More than 15 million people visited Dubai in 2019, he added, pointing out many of them decided to make Dubai their second home. “They didn’t come only to see the city, that is why providing safety and security, of all kinds, is very important.”
Dubai, Al Merri said, “is an inspiring city which inspires citizens and expats; it is very familiar to them, they don’t feel they are strangers in this land”.
‘Morals and values’
Al Merri said Emiratis have always been a welcoming people who are open to others, regardless of their background. He added that “morals and values”, such as hospitality and tolerance, are the most important aspect of society and will be on full display at the Expo 2020 Dubai, which starts in October.
The panel included professional trainer and author Farhad Kardani, better known as “Coach Kardan”.
“The UAE is not just about putting government systems together, but also about providing people opportunities to grow,” he said.
UAE’s long-term visa system
Normally, the UAE residence visa is valid between one and three years.
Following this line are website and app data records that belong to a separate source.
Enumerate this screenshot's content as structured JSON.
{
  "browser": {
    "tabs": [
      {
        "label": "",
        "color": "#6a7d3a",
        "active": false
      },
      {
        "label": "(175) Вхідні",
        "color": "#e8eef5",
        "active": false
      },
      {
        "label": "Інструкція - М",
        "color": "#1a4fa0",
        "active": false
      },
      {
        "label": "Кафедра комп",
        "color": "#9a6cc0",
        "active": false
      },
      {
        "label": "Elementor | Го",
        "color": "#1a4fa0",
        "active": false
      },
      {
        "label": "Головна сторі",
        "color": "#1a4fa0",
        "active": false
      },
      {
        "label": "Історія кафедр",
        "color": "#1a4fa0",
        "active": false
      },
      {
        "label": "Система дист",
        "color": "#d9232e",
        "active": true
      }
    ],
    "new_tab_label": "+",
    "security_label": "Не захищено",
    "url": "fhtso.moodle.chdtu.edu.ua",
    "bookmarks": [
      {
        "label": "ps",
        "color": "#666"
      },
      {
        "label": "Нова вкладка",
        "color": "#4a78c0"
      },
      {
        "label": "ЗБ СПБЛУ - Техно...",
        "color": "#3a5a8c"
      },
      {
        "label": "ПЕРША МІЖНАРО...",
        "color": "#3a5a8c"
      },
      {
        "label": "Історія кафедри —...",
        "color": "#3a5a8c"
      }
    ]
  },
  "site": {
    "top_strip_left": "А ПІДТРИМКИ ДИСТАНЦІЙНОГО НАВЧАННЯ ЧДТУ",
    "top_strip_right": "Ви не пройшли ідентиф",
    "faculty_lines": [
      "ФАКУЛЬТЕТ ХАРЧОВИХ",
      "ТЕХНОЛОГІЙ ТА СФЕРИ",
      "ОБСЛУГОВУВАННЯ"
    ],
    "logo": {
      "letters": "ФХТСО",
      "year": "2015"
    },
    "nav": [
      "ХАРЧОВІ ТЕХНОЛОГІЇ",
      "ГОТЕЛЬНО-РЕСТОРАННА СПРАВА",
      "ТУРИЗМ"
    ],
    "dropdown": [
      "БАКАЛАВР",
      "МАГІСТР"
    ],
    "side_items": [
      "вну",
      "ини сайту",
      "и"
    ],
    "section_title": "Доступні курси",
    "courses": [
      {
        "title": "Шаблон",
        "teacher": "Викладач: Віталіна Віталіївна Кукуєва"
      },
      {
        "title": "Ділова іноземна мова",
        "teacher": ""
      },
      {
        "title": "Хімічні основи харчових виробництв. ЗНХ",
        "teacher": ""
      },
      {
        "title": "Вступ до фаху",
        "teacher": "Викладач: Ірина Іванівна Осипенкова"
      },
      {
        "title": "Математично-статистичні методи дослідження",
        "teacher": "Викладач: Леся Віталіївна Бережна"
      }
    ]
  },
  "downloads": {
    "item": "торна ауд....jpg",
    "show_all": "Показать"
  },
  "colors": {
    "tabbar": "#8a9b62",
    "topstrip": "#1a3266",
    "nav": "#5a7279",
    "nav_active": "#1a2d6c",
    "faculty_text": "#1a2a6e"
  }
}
In 2019, the UAE announced a new long-term visa system, offering some categories five and 10-year visa, which are renewed automatically
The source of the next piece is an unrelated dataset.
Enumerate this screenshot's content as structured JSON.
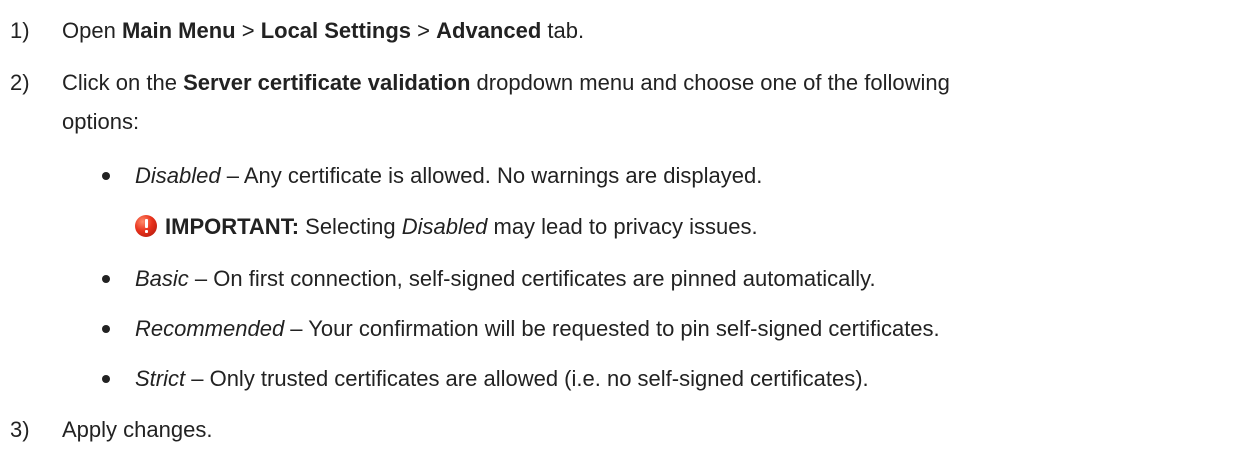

This mean some expatriates are effectively granted permanent residency
The new system enables foreigners to live, work and study in the UAE without the need of a national sponsor and with 100 per cent ownership of their business on the UAE’s mainland
There are various conditions, however generally eligible for a 10-year visa are:
Investors in public investments of at least Dh10 million
Persons with specialised talents and researchers in the fields of science and knowledge such as doctors, specialists, scientists, inventors, as well as creative individuals in the field of culture and art
And eligible for a 5-year visa are:
- Investors in a property in the UAE
- Outstanding students
- UAE librarian of the year revealed
Alan Jacques from Uptown School, Dubai, on Wednesday won the ‘2020 School Librarian of the Year Award’ (private schools category) at the Emirates Airline Festival of Literature in Dubai.
The award’s fourth year saw a record 123 entries from all seven emirates.
Jacques told Gulf News after his win: “I’m really happy because the win actually represents our whole library and all the librarians who work there; there’s four of us who work there. And we’ve been working very hard in the last few years to develop ourselves and I think the decision today [Wednesday] shows the hard work of all of the people in our library.”
Jacques has been a librarian for 15 years – three of them at Uptown.
The awards are presented by the Emirates Literature Foundation and The Executive Council of Dubai in two categories: school librarians working in public (government) schools in the UAE and school librarians working in private schools in the UAE.
In the public schools category, the winner was Suhair Jalal Abdul Rahman from Rawdat Al Oula School, Abu Dhabi.
Isobel Abulhoul, CEO and Trustee, Emirates Literature Foundation, said: “You [librarians] do a crucial job, day in and day out… Don’t let anyone take away from you, what you do and how valuable and vital and important it is for our students… You are no longer unsung heroes, you’re champions of reading and therefore knowledge. You’re all heroes.”